Count the lines below that include "data". Only the number should be given.

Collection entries
------------

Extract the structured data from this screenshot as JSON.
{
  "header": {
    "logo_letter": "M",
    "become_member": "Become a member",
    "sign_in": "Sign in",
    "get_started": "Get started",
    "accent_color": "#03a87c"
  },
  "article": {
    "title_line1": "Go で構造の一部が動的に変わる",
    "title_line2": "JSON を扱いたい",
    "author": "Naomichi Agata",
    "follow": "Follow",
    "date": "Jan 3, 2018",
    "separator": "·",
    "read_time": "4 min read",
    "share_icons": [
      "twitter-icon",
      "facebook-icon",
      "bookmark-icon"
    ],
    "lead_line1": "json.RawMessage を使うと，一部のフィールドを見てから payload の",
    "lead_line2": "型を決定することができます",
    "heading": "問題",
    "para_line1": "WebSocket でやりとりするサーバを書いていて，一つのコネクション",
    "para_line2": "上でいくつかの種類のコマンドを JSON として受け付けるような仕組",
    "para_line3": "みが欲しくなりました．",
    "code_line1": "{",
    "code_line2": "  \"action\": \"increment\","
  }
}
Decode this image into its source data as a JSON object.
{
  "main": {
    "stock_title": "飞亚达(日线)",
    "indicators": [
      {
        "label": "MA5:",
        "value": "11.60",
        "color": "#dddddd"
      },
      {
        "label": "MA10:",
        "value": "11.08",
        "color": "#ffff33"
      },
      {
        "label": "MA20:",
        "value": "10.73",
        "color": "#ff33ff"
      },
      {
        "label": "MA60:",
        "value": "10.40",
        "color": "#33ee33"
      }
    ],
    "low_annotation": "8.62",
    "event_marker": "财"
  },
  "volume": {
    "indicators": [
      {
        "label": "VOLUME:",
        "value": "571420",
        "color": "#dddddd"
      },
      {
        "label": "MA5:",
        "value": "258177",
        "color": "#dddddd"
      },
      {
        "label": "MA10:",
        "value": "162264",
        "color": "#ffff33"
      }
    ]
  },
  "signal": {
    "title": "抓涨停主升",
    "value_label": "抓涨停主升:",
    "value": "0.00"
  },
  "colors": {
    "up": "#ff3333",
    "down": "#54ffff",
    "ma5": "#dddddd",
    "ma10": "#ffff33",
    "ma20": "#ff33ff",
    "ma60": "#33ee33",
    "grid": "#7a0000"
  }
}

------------

**TASK SOLUTION**.
2